It's really all about the little things, isn't it?  Finding joy in the little things.

Other than calling the scheduler to find out when I'm supposed to show up next time, I plan to banish cancer to the back burner for the next week or so.  Today I'll be catching up, so if I owe you an email or a phone call or a picture, I'll get on it.  I hope to do some sewing.  The kids and I will be working hard on our school week.  Lots to do.  :)

Friday, November 4, 2011

They put me in the room with the hood again.

"Is this room okay?  Some people get a little anxious in here, but it's mostly just used for storage," says the helpful nurse.

Yeah, yeah, whatever.  I'm sure all the biohazard signs and the medical hood put everyone at ease.  Seriously, I don't care.  It was a fun picture op once I got bored of WAITING.  I did chat with my doc, who seems concerned about my rectal wound.  Apparently the Avastin could cause the wound to open more, and then he would want to stop chemo until it heals.  I explained that it has never been healed.  He said we'll wait and see what happens.  I asked again for a referral to a wound care nurse (and an ostomy nurse) because I think whatever the wound care nurse has to say might put the doc's mind at ease.  At this point, I really doubt that this bugger is healing.

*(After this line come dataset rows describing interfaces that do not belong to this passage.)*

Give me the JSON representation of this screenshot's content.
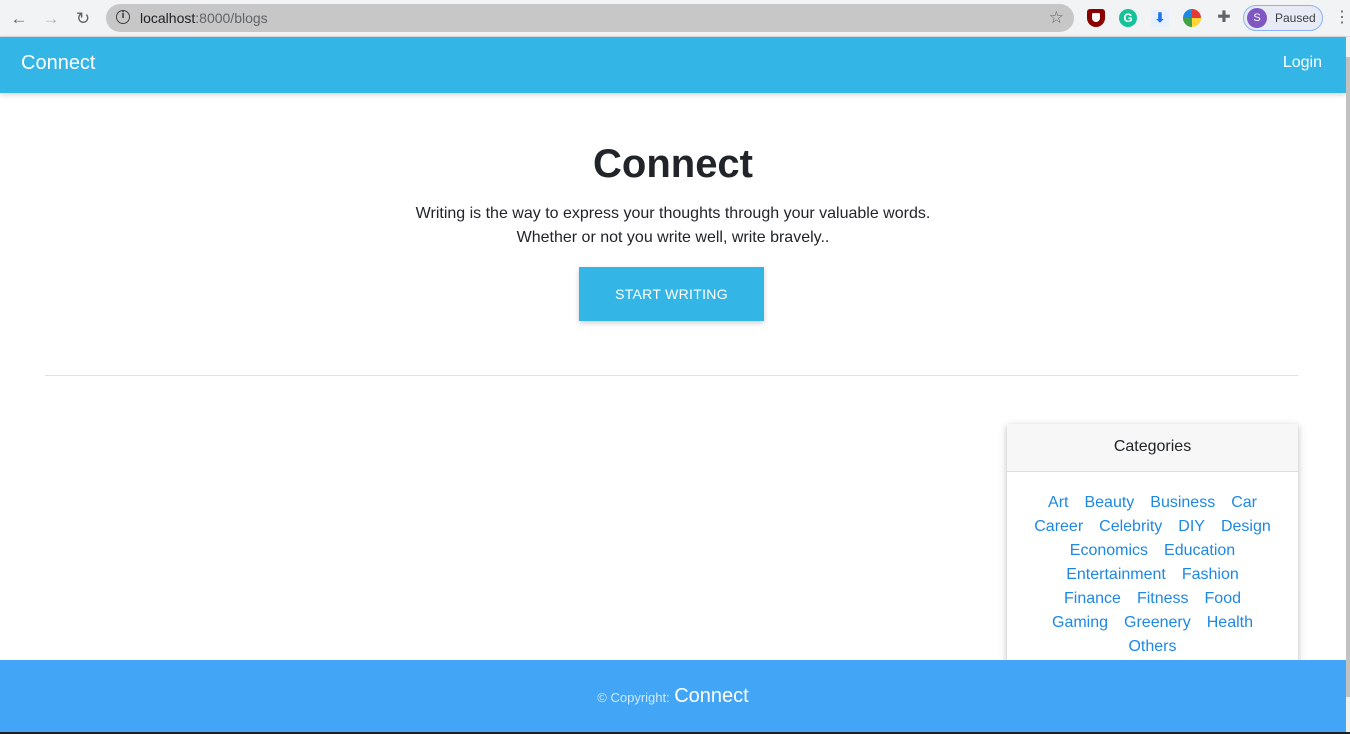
{
  "browser": {
    "url_host": "localhost",
    "url_path": ":8000/blogs",
    "profile_initial": "S",
    "profile_status": "Paused",
    "extension_g_label": "G",
    "extension_dl_label": "⬇"
  },
  "navbar": {
    "brand": "Connect",
    "login": "Login"
  },
  "hero": {
    "title": "Connect",
    "tagline_line1": "Writing is the way to express your thoughts through your valuable words.",
    "tagline_line2": "Whether or not you write well, write bravely..",
    "cta": "START WRITING"
  },
  "categories": {
    "header": "Categories",
    "items": [
      "Art",
      "Beauty",
      "Business",
      "Car",
      "Career",
      "Celebrity",
      "DIY",
      "Design",
      "Economics",
      "Education",
      "Entertainment",
      "Fashion",
      "Finance",
      "Fitness",
      "Food",
      "Gaming",
      "Greenery",
      "Health",
      "Others"
    ]
  },
  "footer": {
    "copyright": "© Copyright:",
    "brand": "Connect"
  },
  "colors": {
    "primary": "#33b5e5",
    "footer": "#42a5f5",
    "link": "#1e88e5"
  }
}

Then I waited and waited for the doc's nurse.  At one point I opened the exam room door because I was kind of lonely.  The doc breezed by, then poked his head in and asked if his nurse had been by.  No, no, she hadn't, which is why I'm still here.

I talked to the nurse who said she would get the social worker to help me with the whole wound care thing.  Waiting, waiting...and please note that I really had to pee because usually the lab wants a urine sample so I chugged a cup of coffee, and well, you know.  I snuck out to the bathroom, and while I was in there, I heard voices looking for me.  A woman was hovering around Exam Room 2 and I said cheerfully, "That's me!"

We talked about what my needs are (wound care nurse/ostomy nurse).  She also had information about a support group for the kids.  I'll check it out, but I'm kind of sad that the name had "cancer" in it.  It's called Cancer Support Community.  What, that's the best name they could come up with?  Anyhoo, I'll look it up and see if it's something we can use. 

Then I headed to the chemo lounge.  That whole experience was pretty uneventful.  I asked for the ativan to help me calm down.  No problem there, and I was able to relax and take a nap. 

At pump connect time, the nurse handed me the bottom part of a pump and a bag with chemo liquid in it.  "What's the deal with this?" I asked.  "Oh, your dose is too big for the canister, so we use this bag."

Oh really?  I then asked how I get a real pump, and the nurse admitted that about 1 in 5 patients get this set up.  I eyed the bag and asked how strong it was.  He goes, "Oh it's pretty strong."  I was exhausted and not thinking, but later I thought that this set up is probably not the best for a mama with two active kids.  No, we haven't had issues with the pump or the tubing, I'm careful.  But I'd feel a lot better with a pump where the chemo liquid is safely in a canister and not in a bag.  I'll be hassling someone about this.

Cold sensitivity started right away.  Blah.  I know it could be worse.

I'm tired, but these kids need to get out of the house.  We're headed to the library so I can sit down and they can do kid things.  I'm hoping that new books will keep them busy this afternoon.

Prayers and positive thoughts gladly accepted!

Thursday, November 3, 2011

Well hello, 4am!

That's right.  My eyes popped open a little after 4am despite the fact that I took a sleeping pill around 11pm.  Ugh.  Good thing chemo usually involves a nap.

The kids and I had a busy day yesterday, cleaning and cooking.  No one will starve this weekend while I'm sick, haha.  Not that they would anyway.  Eric is awesome about taking care of all of us when I'm not feeling my best.  I try to make it easier if I can.

I'm going to try to lay down and get another hour or so of sleep now.  Prayers are definitely appreciated today, both that my white counts have recovered enough for chemo and that I can bounce back quickly from this treatment.